Morgan now went to see a third ophthalmologist who did spend a great deal of time checking her eyes and listening to our concerns and examples but still found no problems with her eyes.
By this time, luck would have it and in stepped fate. A new principal arrived at Morgan’s school who had previously worked as a resource teacher. I thought it couldn’t hurt to ask the principal if she had ever seen or heard examples of this before. She almost immediately said it sounded a lot like a tracking issue.
I was overjoyed at the possibility that someone might be able to point me in the right direction even though I didn’t have a clue as to what we were getting ourselves into!

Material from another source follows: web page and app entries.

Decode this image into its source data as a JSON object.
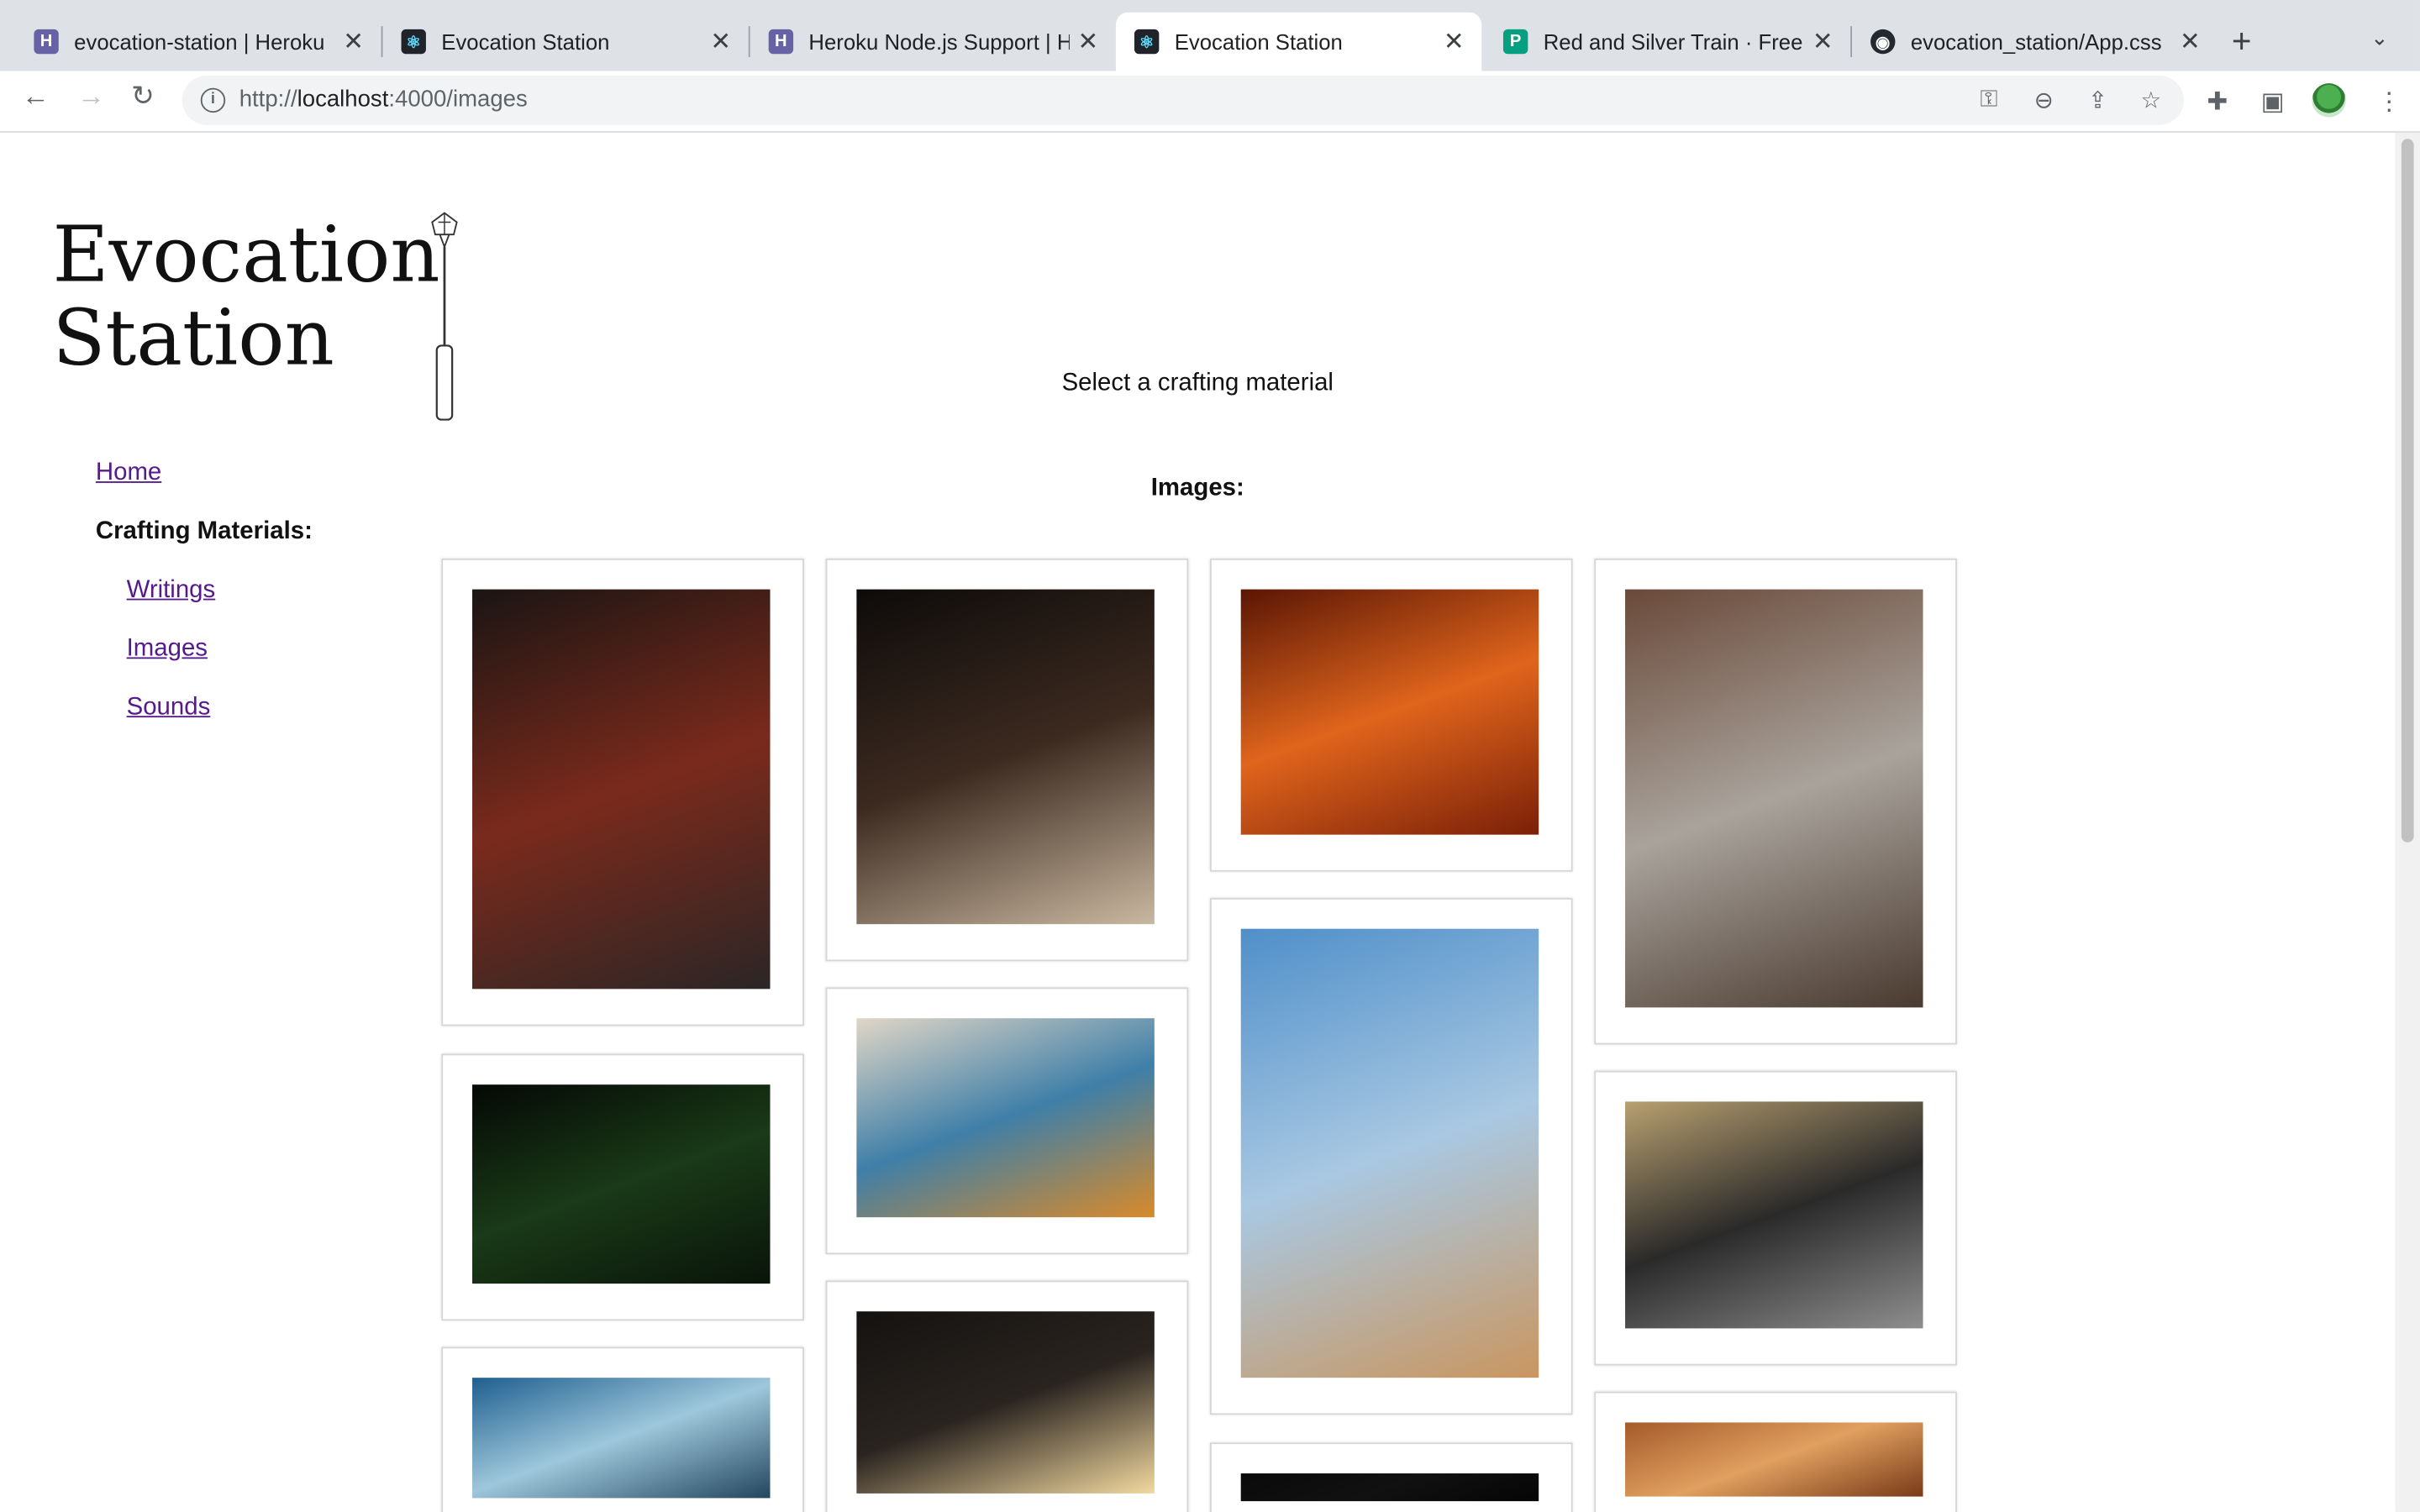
{
  "browser": {
    "tabs": [
      {
        "title": "evocation-station | Heroku",
        "favicon": "heroku-icon",
        "active": false
      },
      {
        "title": "Evocation Station",
        "favicon": "react-icon",
        "active": false
      },
      {
        "title": "Heroku Node.js Support | H",
        "favicon": "heroku-icon",
        "active": false
      },
      {
        "title": "Evocation Station",
        "favicon": "react-icon",
        "active": true
      },
      {
        "title": "Red and Silver Train · Free S",
        "favicon": "pexels-icon",
        "active": false
      },
      {
        "title": "evocation_station/App.css",
        "favicon": "github-icon",
        "active": false
      }
    ],
    "url_prefix": "http://",
    "url_host": "localhost",
    "url_path": ":4000/images"
  },
  "site": {
    "logo_line1": "Evocation",
    "logo_line2": "Station"
  },
  "nav": {
    "home": "Home",
    "crafting_materials": "Crafting Materials:",
    "writings": "Writings",
    "images": "Images",
    "sounds": "Sounds"
  },
  "main": {
    "select_prompt": "Select a crafting material",
    "images_heading": "Images:"
  },
  "gallery": [
    {
      "name": "orchestra-concert-hall-photo",
      "colors": [
        "#1a1514",
        "#7a2a1c",
        "#2b2626"
      ]
    },
    {
      "name": "dessert-glass-table-photo",
      "colors": [
        "#0d0b0a",
        "#3c2a20",
        "#c9b8a0"
      ]
    },
    {
      "name": "bonfire-flames-photo",
      "colors": [
        "#5a1605",
        "#e0651c",
        "#7a2008"
      ]
    },
    {
      "name": "station-clock-railway-photo",
      "colors": [
        "#6a4a3a",
        "#a9a39c",
        "#4a3a30"
      ]
    },
    {
      "name": "firefly-grass-night-photo",
      "colors": [
        "#050805",
        "#1a3a18",
        "#0a140a"
      ]
    },
    {
      "name": "wooden-pergola-lantern-photo",
      "colors": [
        "#e0d6c6",
        "#3f7fa8",
        "#d88a2a"
      ]
    },
    {
      "name": "windmill-wheat-field-photo",
      "colors": [
        "#4f8fc9",
        "#a9c8e2",
        "#c99660"
      ]
    },
    {
      "name": "boombox-graffiti-photo",
      "colors": [
        "#b8a070",
        "#2a2a2a",
        "#8e8e8e"
      ]
    },
    {
      "name": "ocean-waves-rocks-photo",
      "colors": [
        "#1f5f8f",
        "#9ec7db",
        "#22465e"
      ]
    },
    {
      "name": "chicago-theatre-night-photo",
      "colors": [
        "#141210",
        "#2a2420",
        "#f2d9a0"
      ]
    },
    {
      "name": "dark-photo",
      "colors": [
        "#0a0a0a",
        "#111111",
        "#050505"
      ]
    },
    {
      "name": "autumn-trees-photo",
      "colors": [
        "#a55a2a",
        "#e0a060",
        "#7a3a18"
      ]
    }
  ]
}
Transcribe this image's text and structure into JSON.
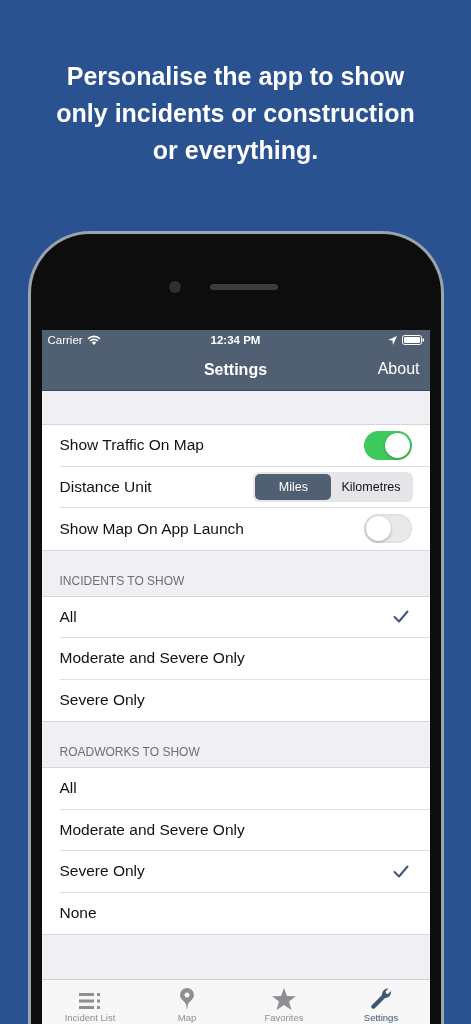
{
  "headline": "Personalise the app to show only incidents or construction or everything.",
  "status_bar": {
    "carrier": "Carrier",
    "time": "12:34 PM"
  },
  "nav_bar": {
    "title": "Settings",
    "right_button": "About"
  },
  "general": [
    {
      "kind": "toggle",
      "label": "Show Traffic On Map",
      "on": true
    },
    {
      "kind": "segmented",
      "label": "Distance Unit",
      "segments": [
        {
          "label": "Miles",
          "selected": true
        },
        {
          "label": "Kilometres",
          "selected": false
        }
      ]
    },
    {
      "kind": "toggle",
      "label": "Show Map On App Launch",
      "on": false
    }
  ],
  "sections": [
    {
      "header": "INCIDENTS TO SHOW",
      "options": [
        {
          "label": "All",
          "selected": true
        },
        {
          "label": "Moderate and Severe Only",
          "selected": false
        },
        {
          "label": "Severe Only",
          "selected": false
        }
      ]
    },
    {
      "header": "ROADWORKS TO SHOW",
      "options": [
        {
          "label": "All",
          "selected": false
        },
        {
          "label": "Moderate and Severe Only",
          "selected": false
        },
        {
          "label": "Severe Only",
          "selected": true
        },
        {
          "label": "None",
          "selected": false
        }
      ]
    }
  ],
  "tab_bar": [
    {
      "kind": "list",
      "label": "Incident List",
      "selected": false
    },
    {
      "kind": "pin",
      "label": "Map",
      "selected": false
    },
    {
      "kind": "star",
      "label": "Favorites",
      "selected": false
    },
    {
      "kind": "wrench",
      "label": "Settings",
      "selected": true
    }
  ]
}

Remember how I mentioned fate? Well Morgan’s aunt, my sister, called right afterwards telling me about a conversation at a recent playgroup. It was about vision therapy and a mom describing the same tracking issues that Morgan was experiencing. Wow! I could hardly contain myself.
The internet search immediately began for articles on vision therapy and tracking issues. Little did I know that all this time I should have been taking Morgan to a specially trained behavioral optometrist and not to an ophthalmologist. I thought we were seeing the “eye expert” when we went to a medical doctor. I’ve learned a lot since then and now better understand the importance and differences between the two types of eye doctors.
As I began reading articles and looking for a “local” office, I ran across an office in Brookfield and thought the doctor’s name, Dr. Kellye Knueppel, and information sounded familiar. Morgan’s kindergarten teacher’s son had interned with the doctor from Brookfield. I went and spoke with Morgan’s previous kindergarten teacher, and she filled me in on some of the things they did at the office.
Still a little nervous about trying a relatively new field of therapy, I made the call and the appointment with Dr. Knueppel. We went for the preliminary testing which was very extensive and covered a lot of vision processing, not just a “traditional complete eye exam.”
I intentionally didn’t detail all that Morgan was experiencing on the parent questionnaire since I wasn’t completely convinced that this new therapy was proven. See, my husband and I both come from a more traditional science background where everything is tested and proven and documented. This therapy approach was almost a little too new for us.
When we met to go over Morgan’s results, I sat in amazement with how they were able to describe how Morgan was processing what she saw. They were putting words and examples to how she had been explaining what she had been seeing for the last couple of years.
The clincher was when they mentioned that they were surprised Morgan hadn’t complained of a particular situation with her vision. I began to cry because that was the piece I had intentionally omitted from the questionnaire. I knew we were in the right place.
Our long journey to get there had ended but our next steps to fixing the problems were just beginning. I won’t tell you it was easy. It’s a huge family commitment especially when you live over an hour away. There are weekly vision therapy sessions and home therapy exercises every night. However, the weekly triumphs and end results were all worth it.
I could never begin to express in words how wonderful the end results are. No more migraine headaches, no more hours spent on homework, no more scribbled handwriting, and no more illegible notes copied from the board. Now, there’s just a lot of relief in knowing what was wrong and that it’s fixed.
It’s awesome seeing Morgan curled up with a book and enjoying it. The worst thing now is that we have to tell her to put the book down and go to sleep. Gee, what an awful problem!
The most important thing I can stress to parents is don’t give up on trying to find out what’s the problem and how to fix it. We couldn’t give up because she wouldn’t give up! I think it’s worth it to call The Vision Therapy Center and to see what their doctors think they can do to help your child. We’re so glad we did.